“If you want to rest, don't book a resort that emphasizes activities. If you want to get moving, don't book a lazy beach vacation. As for the spa, be on the lookout for the quality of products used,” says Hoffman.
Don’t Pay for the Name
Experts say prices can be unfairly inflated by the location or name of the spa, even when the product lines and quality of services they offer are the same as a spa of lesser-known status.
“For instance, you will pay a higher rate for a signature massage at Mandarin Oriental versus your local day spa or two-star spa resort, regardless if they are both carrying an [expensive] signature line,” Hoffman says.
By staying in an outlying town, or in a different hotel than the one with the luxury spa, you can save big bucks, Lombardi says.
Before signing up for any services, be sure to check the spa’s reviews and ratings.
Don’t Shy Away From Packages
Package deals offer the best opportunity to get spa discounts, experts say.
“Part of the way you know it holds value is because they include a lot more than when you’re booking a hotel stay. When you look at spas, often those rates will include all of your meals, fitness activities and quite a wide range of classes. It may include your treatments. Compare apples to apples,” Frankel advises.
Don’t Stick to 60 Minutes
If massages are your favorite indulgence, try to book 75 to 90 minutes versus 60.
“It is impossible to get to the whole body in 60 minutes. Always book a massage over a body treatment. The effects last longer,” Hoffman says.
And don’t get so comfortable that you lose track of time.

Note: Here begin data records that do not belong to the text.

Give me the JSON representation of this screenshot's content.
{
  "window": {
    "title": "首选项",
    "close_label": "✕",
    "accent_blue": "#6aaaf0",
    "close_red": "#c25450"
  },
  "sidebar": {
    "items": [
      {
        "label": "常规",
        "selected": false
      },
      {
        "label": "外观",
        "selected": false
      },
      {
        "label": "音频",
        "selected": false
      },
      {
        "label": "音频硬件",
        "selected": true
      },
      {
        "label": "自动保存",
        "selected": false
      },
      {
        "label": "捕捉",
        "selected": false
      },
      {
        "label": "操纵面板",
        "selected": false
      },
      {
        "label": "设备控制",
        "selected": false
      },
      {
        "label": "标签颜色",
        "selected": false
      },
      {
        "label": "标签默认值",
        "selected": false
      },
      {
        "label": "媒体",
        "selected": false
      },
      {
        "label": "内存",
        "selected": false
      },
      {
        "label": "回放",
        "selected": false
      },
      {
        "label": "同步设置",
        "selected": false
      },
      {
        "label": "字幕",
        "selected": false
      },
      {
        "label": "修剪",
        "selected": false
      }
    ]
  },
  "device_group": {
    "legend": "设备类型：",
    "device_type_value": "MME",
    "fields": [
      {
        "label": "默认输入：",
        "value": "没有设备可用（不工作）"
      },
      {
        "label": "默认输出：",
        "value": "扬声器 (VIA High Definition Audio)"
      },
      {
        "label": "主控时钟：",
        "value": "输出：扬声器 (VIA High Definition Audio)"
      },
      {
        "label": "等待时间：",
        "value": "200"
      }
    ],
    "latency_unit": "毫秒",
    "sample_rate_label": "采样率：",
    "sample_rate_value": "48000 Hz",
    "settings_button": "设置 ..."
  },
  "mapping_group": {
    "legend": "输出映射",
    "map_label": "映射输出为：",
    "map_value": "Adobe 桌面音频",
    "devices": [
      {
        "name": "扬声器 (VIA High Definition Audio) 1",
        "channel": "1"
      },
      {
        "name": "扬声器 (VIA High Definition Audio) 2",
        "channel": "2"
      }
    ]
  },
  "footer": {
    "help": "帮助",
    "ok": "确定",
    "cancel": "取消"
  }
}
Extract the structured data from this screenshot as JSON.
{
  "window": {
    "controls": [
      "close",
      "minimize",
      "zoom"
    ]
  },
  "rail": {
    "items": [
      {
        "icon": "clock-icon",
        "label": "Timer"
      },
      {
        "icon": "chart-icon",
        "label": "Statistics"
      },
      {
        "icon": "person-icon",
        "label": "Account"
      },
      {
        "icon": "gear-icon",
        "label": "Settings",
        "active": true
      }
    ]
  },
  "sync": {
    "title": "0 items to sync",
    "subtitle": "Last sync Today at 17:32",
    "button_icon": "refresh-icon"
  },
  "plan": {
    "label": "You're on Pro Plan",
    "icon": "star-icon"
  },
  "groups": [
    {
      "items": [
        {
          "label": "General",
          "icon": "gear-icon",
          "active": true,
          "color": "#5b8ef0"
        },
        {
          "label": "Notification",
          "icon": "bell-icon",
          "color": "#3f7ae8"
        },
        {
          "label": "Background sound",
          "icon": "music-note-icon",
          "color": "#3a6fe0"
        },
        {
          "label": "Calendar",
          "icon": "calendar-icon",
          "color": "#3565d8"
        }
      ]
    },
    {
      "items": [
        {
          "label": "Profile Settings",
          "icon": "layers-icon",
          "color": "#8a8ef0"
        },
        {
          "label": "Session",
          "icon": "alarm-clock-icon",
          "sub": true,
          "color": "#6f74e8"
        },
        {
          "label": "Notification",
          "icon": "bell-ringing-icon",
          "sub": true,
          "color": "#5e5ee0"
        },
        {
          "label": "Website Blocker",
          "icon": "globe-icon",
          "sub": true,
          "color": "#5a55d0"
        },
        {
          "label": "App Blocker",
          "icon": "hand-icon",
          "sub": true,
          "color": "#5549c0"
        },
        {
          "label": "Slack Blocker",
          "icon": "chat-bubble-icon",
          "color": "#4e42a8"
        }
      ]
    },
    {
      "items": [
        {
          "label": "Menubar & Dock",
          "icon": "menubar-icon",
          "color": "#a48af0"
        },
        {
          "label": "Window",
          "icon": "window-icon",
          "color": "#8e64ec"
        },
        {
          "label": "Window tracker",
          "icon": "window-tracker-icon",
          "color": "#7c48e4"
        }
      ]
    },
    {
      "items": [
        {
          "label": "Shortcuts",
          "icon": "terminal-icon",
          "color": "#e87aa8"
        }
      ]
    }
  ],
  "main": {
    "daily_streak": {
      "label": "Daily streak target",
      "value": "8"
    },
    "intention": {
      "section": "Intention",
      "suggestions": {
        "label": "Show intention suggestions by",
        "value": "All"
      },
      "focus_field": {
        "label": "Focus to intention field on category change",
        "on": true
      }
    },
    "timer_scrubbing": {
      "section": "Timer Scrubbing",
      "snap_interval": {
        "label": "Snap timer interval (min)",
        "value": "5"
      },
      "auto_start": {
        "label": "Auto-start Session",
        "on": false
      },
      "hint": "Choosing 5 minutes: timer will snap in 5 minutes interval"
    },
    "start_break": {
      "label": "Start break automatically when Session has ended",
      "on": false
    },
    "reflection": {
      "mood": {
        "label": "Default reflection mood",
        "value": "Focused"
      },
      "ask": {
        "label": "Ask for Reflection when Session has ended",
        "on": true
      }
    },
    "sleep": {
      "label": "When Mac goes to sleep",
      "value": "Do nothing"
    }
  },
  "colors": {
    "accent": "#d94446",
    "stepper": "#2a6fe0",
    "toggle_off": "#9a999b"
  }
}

“If they stop a few minutes early, let them know you are due those minutes or if that makes you feel uncomfortable, ask them if they can spend a few more minutes on a particular problem spot,” she adds.